• _Work required_:
Would you copy every record exactly as it stands and drop the pictures?

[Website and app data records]
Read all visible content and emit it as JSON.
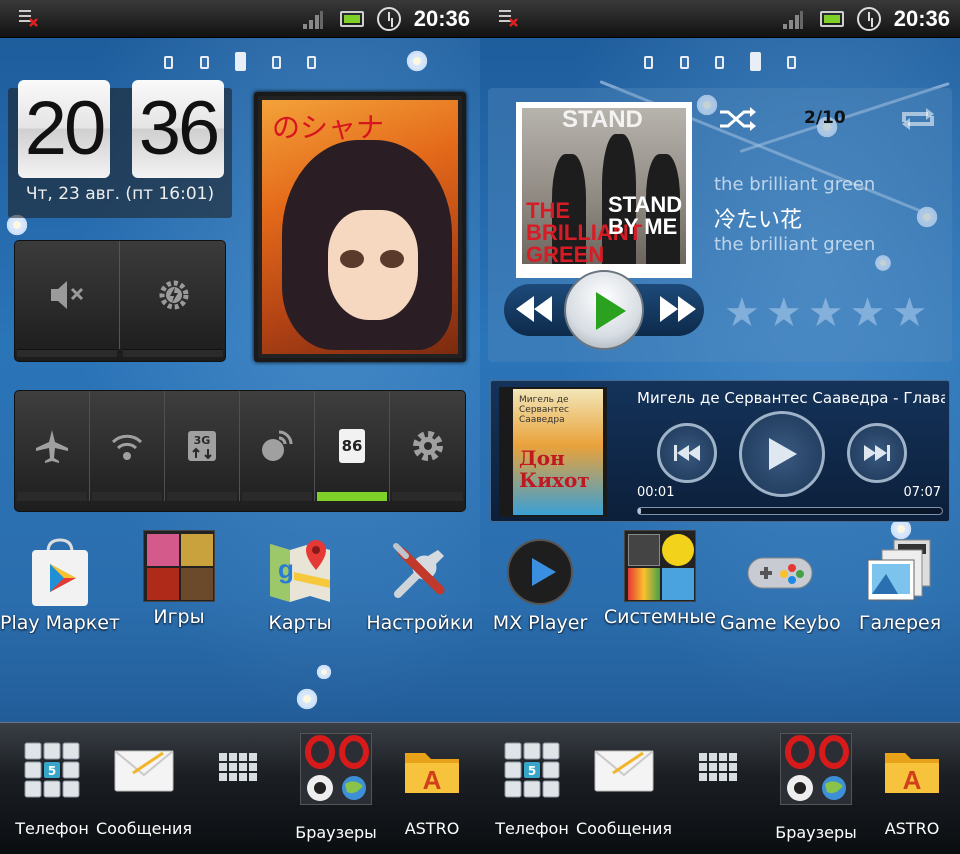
{
  "status": {
    "time": "20:36"
  },
  "left": {
    "clock": {
      "hours": "20",
      "minutes": "36",
      "date": "Чт, 23 авг. (пт 16:01)"
    },
    "photo": {
      "title": "のシャナ"
    },
    "toggles": [
      {
        "icon": "airplane-icon",
        "on": false
      },
      {
        "icon": "wifi-icon",
        "on": false
      },
      {
        "icon": "mobile-data-icon",
        "on": false
      },
      {
        "icon": "gps-icon",
        "on": false
      },
      {
        "icon": "battery-icon",
        "on": true,
        "value": "86"
      },
      {
        "icon": "settings-icon",
        "on": false
      }
    ],
    "apps": [
      {
        "label": "Play Маркет",
        "icon": "play-store-icon"
      },
      {
        "label": "Игры",
        "icon": "games-folder-icon"
      },
      {
        "label": "Карты",
        "icon": "maps-icon"
      },
      {
        "label": "Настройки",
        "icon": "settings-tools-icon"
      }
    ]
  },
  "right": {
    "music": {
      "counter": "2/10",
      "artist": "the brilliant green",
      "title": "冷たい花",
      "album": "the brilliant green",
      "cover_top": "STAND",
      "cover_band": "THE BRILLIANT GREEN",
      "cover_stand": "STAND BY ME",
      "rating_stars": 5
    },
    "mx": {
      "title": "Мигель де Сервантес Сааведра - Глава...",
      "elapsed": "00:01",
      "total": "07:07",
      "progress": 0.01,
      "cover_author": "Мигель де Сервантес Сааведра",
      "cover_title": "Дон Кихот"
    },
    "apps": [
      {
        "label": "MX Player",
        "icon": "mx-player-icon"
      },
      {
        "label": "Системные",
        "icon": "system-folder-icon"
      },
      {
        "label": "Game Keybo",
        "icon": "gamepad-icon"
      },
      {
        "label": "Галерея",
        "icon": "gallery-icon"
      }
    ]
  },
  "dock": {
    "left": [
      "Телефон",
      "Сообщения",
      "",
      "Браузеры",
      "ASTRO"
    ],
    "right": [
      "Телефон",
      "Сообщения",
      "",
      "Браузеры",
      "ASTRO"
    ]
  },
  "colors": {
    "accent_green": "#7fd12a",
    "wallpaper_blue": "#2a74b8"
  }
}
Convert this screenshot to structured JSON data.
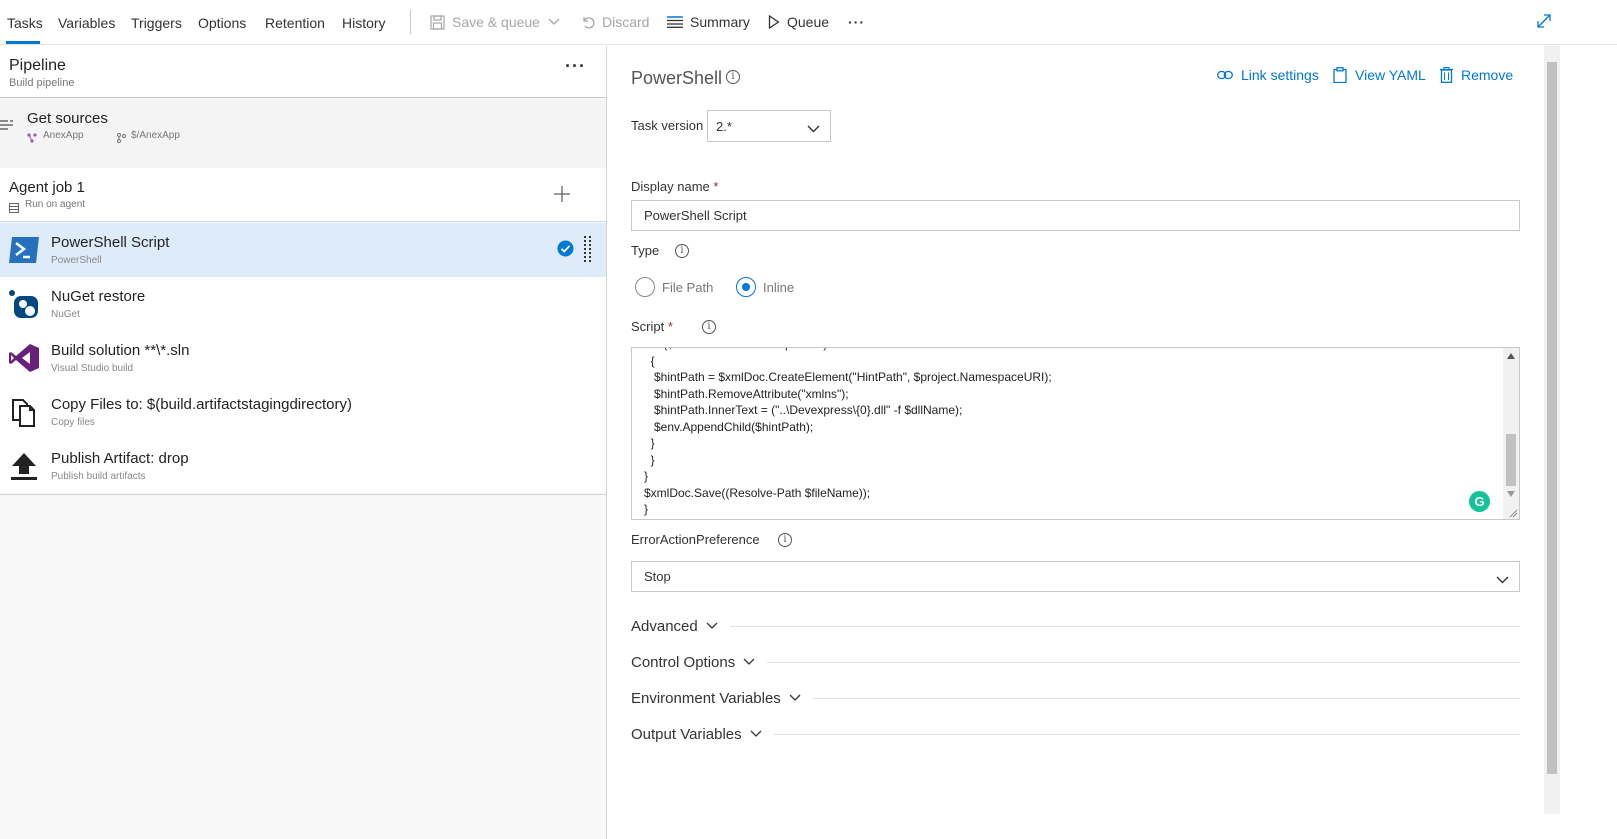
{
  "toolbar": {
    "tabs": [
      "Tasks",
      "Variables",
      "Triggers",
      "Options",
      "Retention",
      "History"
    ],
    "save_queue": "Save & queue",
    "discard": "Discard",
    "summary": "Summary",
    "queue": "Queue",
    "more": "···"
  },
  "pipeline": {
    "title": "Pipeline",
    "subtitle": "Build pipeline",
    "more": "···"
  },
  "get_sources": {
    "title": "Get sources",
    "repo": "AnexApp",
    "branch": "$/AnexApp"
  },
  "agent_job": {
    "title": "Agent job 1",
    "subtitle": "Run on agent"
  },
  "tasks": [
    {
      "title": "PowerShell Script",
      "subtitle": "PowerShell"
    },
    {
      "title": "NuGet restore",
      "subtitle": "NuGet"
    },
    {
      "title": "Build solution **\\*.sln",
      "subtitle": "Visual Studio build"
    },
    {
      "title": "Copy Files to: $(build.artifactstagingdirectory)",
      "subtitle": "Copy files"
    },
    {
      "title": "Publish Artifact: drop",
      "subtitle": "Publish build artifacts"
    }
  ],
  "detail": {
    "title": "PowerShell",
    "link_settings": "Link settings",
    "view_yaml": "View YAML",
    "remove": "Remove",
    "task_version_label": "Task version",
    "task_version": "2.*",
    "display_name_label": "Display name",
    "display_name": "PowerShell Script",
    "type_label": "Type",
    "type_options": [
      "File Path",
      "Inline"
    ],
    "type_selected": "Inline",
    "script_label": "Script",
    "script": "    if($dllName -like \"Devexpress*\")\n  {\n   $hintPath = $xmlDoc.CreateElement(\"HintPath\", $project.NamespaceURI);\n   $hintPath.RemoveAttribute(\"xmlns\");\n   $hintPath.InnerText = (\"..\\Devexpress\\{0}.dll\" -f $dllName);\n   $env.AppendChild($hintPath);\n  }\n  }\n}\n$xmlDoc.Save((Resolve-Path $fileName));\n}",
    "error_pref_label": "ErrorActionPreference",
    "error_pref": "Stop",
    "sections": [
      "Advanced",
      "Control Options",
      "Environment Variables",
      "Output Variables"
    ]
  },
  "colors": {
    "accent": "#0078d4",
    "selected_row": "#deecf9",
    "required": "#a4262c"
  }
}
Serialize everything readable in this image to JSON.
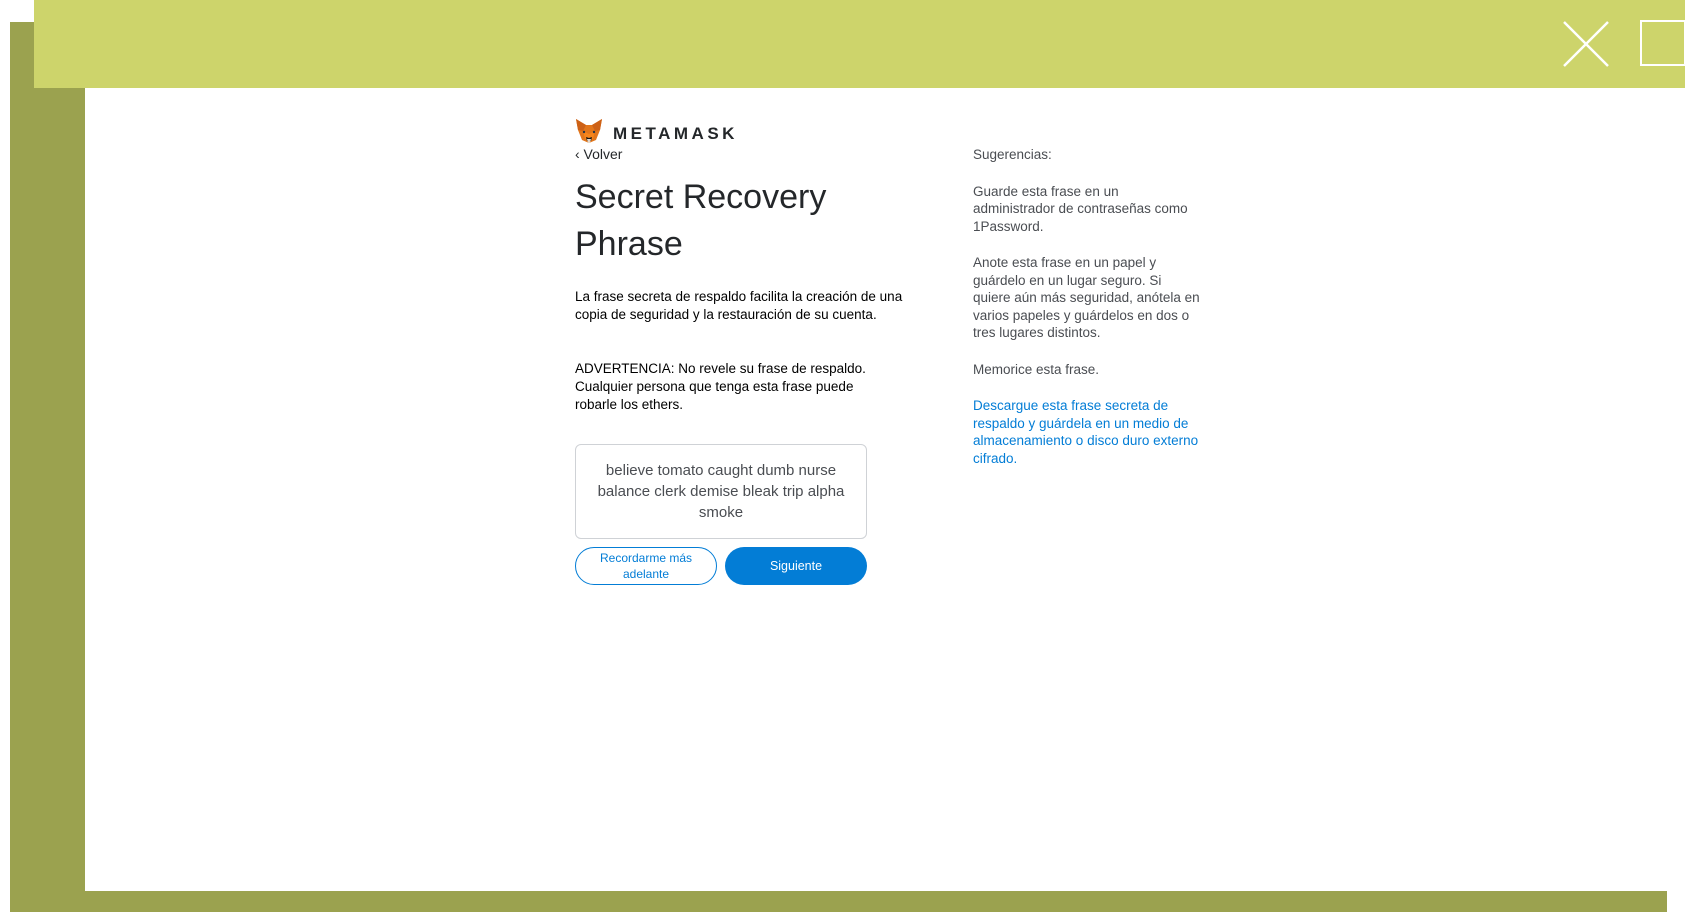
{
  "brand": {
    "logo_text": "METAMASK"
  },
  "nav": {
    "back_label": "‹ Volver"
  },
  "main": {
    "title": "Secret Recovery Phrase",
    "description": "La frase secreta de respaldo facilita la creación de una copia de seguridad y la restauración de su cuenta.",
    "warning": "ADVERTENCIA: No revele su frase de respaldo. Cualquier persona que tenga esta frase puede robarle los ethers.",
    "phrase": "believe tomato caught dumb nurse balance clerk demise bleak trip alpha smoke",
    "remind_later_label": "Recordarme más adelante",
    "next_label": "Siguiente"
  },
  "tips": {
    "heading": "Sugerencias:",
    "items": [
      "Guarde esta frase en un administrador de contraseñas como 1Password.",
      "Anote esta frase en un papel y guárdelo en un lugar seguro. Si quiere aún más seguridad, anótela en varios papeles y guárdelos en dos o tres lugares distintos.",
      "Memorice esta frase."
    ],
    "download_link": "Descargue esta frase secreta de respaldo y guárdela en un medio de almacenamiento o disco duro externo cifrado."
  },
  "colors": {
    "accent": "#037dd6",
    "frame_light": "#cdd46b",
    "frame_dark": "#9ba24f",
    "fox_orange": "#e2761b"
  },
  "icons": {
    "logo": "metamask-fox-icon",
    "window_close": "close-icon",
    "window_maximize": "maximize-icon"
  }
}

• _The completed task_:
Read all visible content and emit it as JSON.
{
  "status": {
    "time": "20:36"
  },
  "left": {
    "clock": {
      "hours": "20",
      "minutes": "36",
      "date": "Чт, 23 авг. (пт 16:01)"
    },
    "photo": {
      "title": "のシャナ"
    },
    "toggles": [
      {
        "icon": "airplane-icon",
        "on": false
      },
      {
        "icon": "wifi-icon",
        "on": false
      },
      {
        "icon": "mobile-data-icon",
        "on": false
      },
      {
        "icon": "gps-icon",
        "on": false
      },
      {
        "icon": "battery-icon",
        "on": true,
        "value": "86"
      },
      {
        "icon": "settings-icon",
        "on": false
      }
    ],
    "apps": [
      {
        "label": "Play Маркет",
        "icon": "play-store-icon"
      },
      {
        "label": "Игры",
        "icon": "games-folder-icon"
      },
      {
        "label": "Карты",
        "icon": "maps-icon"
      },
      {
        "label": "Настройки",
        "icon": "settings-tools-icon"
      }
    ]
  },
  "right": {
    "music": {
      "counter": "2/10",
      "artist": "the brilliant green",
      "title": "冷たい花",
      "album": "the brilliant green",
      "cover_top": "STAND",
      "cover_band": "THE BRILLIANT GREEN",
      "cover_stand": "STAND BY ME",
      "rating_stars": 5
    },
    "mx": {
      "title": "Мигель де Сервантес Сааведра - Глава...",
      "elapsed": "00:01",
      "total": "07:07",
      "progress": 0.01,
      "cover_author": "Мигель де Сервантес Сааведра",
      "cover_title": "Дон Кихот"
    },
    "apps": [
      {
        "label": "MX Player",
        "icon": "mx-player-icon"
      },
      {
        "label": "Системные",
        "icon": "system-folder-icon"
      },
      {
        "label": "Game Keybo",
        "icon": "gamepad-icon"
      },
      {
        "label": "Галерея",
        "icon": "gallery-icon"
      }
    ]
  },
  "dock": {
    "left": [
      "Телефон",
      "Сообщения",
      "",
      "Браузеры",
      "ASTRO"
    ],
    "right": [
      "Телефон",
      "Сообщения",
      "",
      "Браузеры",
      "ASTRO"
    ]
  },
  "colors": {
    "accent_green": "#7fd12a",
    "wallpaper_blue": "#2a74b8"
  }
}
Convert this screenshot to structured JSON data.
{
  "toolbar": {
    "tabs": [
      "Tasks",
      "Variables",
      "Triggers",
      "Options",
      "Retention",
      "History"
    ],
    "save_queue": "Save & queue",
    "discard": "Discard",
    "summary": "Summary",
    "queue": "Queue",
    "more": "···"
  },
  "pipeline": {
    "title": "Pipeline",
    "subtitle": "Build pipeline",
    "more": "···"
  },
  "get_sources": {
    "title": "Get sources",
    "repo": "AnexApp",
    "branch": "$/AnexApp"
  },
  "agent_job": {
    "title": "Agent job 1",
    "subtitle": "Run on agent"
  },
  "tasks": [
    {
      "title": "PowerShell Script",
      "subtitle": "PowerShell"
    },
    {
      "title": "NuGet restore",
      "subtitle": "NuGet"
    },
    {
      "title": "Build solution **\\*.sln",
      "subtitle": "Visual Studio build"
    },
    {
      "title": "Copy Files to: $(build.artifactstagingdirectory)",
      "subtitle": "Copy files"
    },
    {
      "title": "Publish Artifact: drop",
      "subtitle": "Publish build artifacts"
    }
  ],
  "detail": {
    "title": "PowerShell",
    "link_settings": "Link settings",
    "view_yaml": "View YAML",
    "remove": "Remove",
    "task_version_label": "Task version",
    "task_version": "2.*",
    "display_name_label": "Display name",
    "display_name": "PowerShell Script",
    "type_label": "Type",
    "type_options": [
      "File Path",
      "Inline"
    ],
    "type_selected": "Inline",
    "script_label": "Script",
    "script": "    if($dllName -like \"Devexpress*\")\n  {\n   $hintPath = $xmlDoc.CreateElement(\"HintPath\", $project.NamespaceURI);\n   $hintPath.RemoveAttribute(\"xmlns\");\n   $hintPath.InnerText = (\"..\\Devexpress\\{0}.dll\" -f $dllName);\n   $env.AppendChild($hintPath);\n  }\n  }\n}\n$xmlDoc.Save((Resolve-Path $fileName));\n}",
    "error_pref_label": "ErrorActionPreference",
    "error_pref": "Stop",
    "sections": [
      "Advanced",
      "Control Options",
      "Environment Variables",
      "Output Variables"
    ]
  },
  "colors": {
    "accent": "#0078d4",
    "selected_row": "#deecf9",
    "required": "#a4262c"
  }
}
Serialize everything readable in this image to JSON.
{
  "brand": {
    "logo_text": "METAMASK"
  },
  "nav": {
    "back_label": "‹ Volver"
  },
  "main": {
    "title": "Secret Recovery Phrase",
    "description": "La frase secreta de respaldo facilita la creación de una copia de seguridad y la restauración de su cuenta.",
    "warning": "ADVERTENCIA: No revele su frase de respaldo. Cualquier persona que tenga esta frase puede robarle los ethers.",
    "phrase": "believe tomato caught dumb nurse balance clerk demise bleak trip alpha smoke",
    "remind_later_label": "Recordarme más adelante",
    "next_label": "Siguiente"
  },
  "tips": {
    "heading": "Sugerencias:",
    "items": [
      "Guarde esta frase en un administrador de contraseñas como 1Password.",
      "Anote esta frase en un papel y guárdelo en un lugar seguro. Si quiere aún más seguridad, anótela en varios papeles y guárdelos en dos o tres lugares distintos.",
      "Memorice esta frase."
    ],
    "download_link": "Descargue esta frase secreta de respaldo y guárdela en un medio de almacenamiento o disco duro externo cifrado."
  },
  "colors": {
    "accent": "#037dd6",
    "frame_light": "#cdd46b",
    "frame_dark": "#9ba24f",
    "fox_orange": "#e2761b"
  },
  "icons": {
    "logo": "metamask-fox-icon",
    "window_close": "close-icon",
    "window_maximize": "maximize-icon"
  }
}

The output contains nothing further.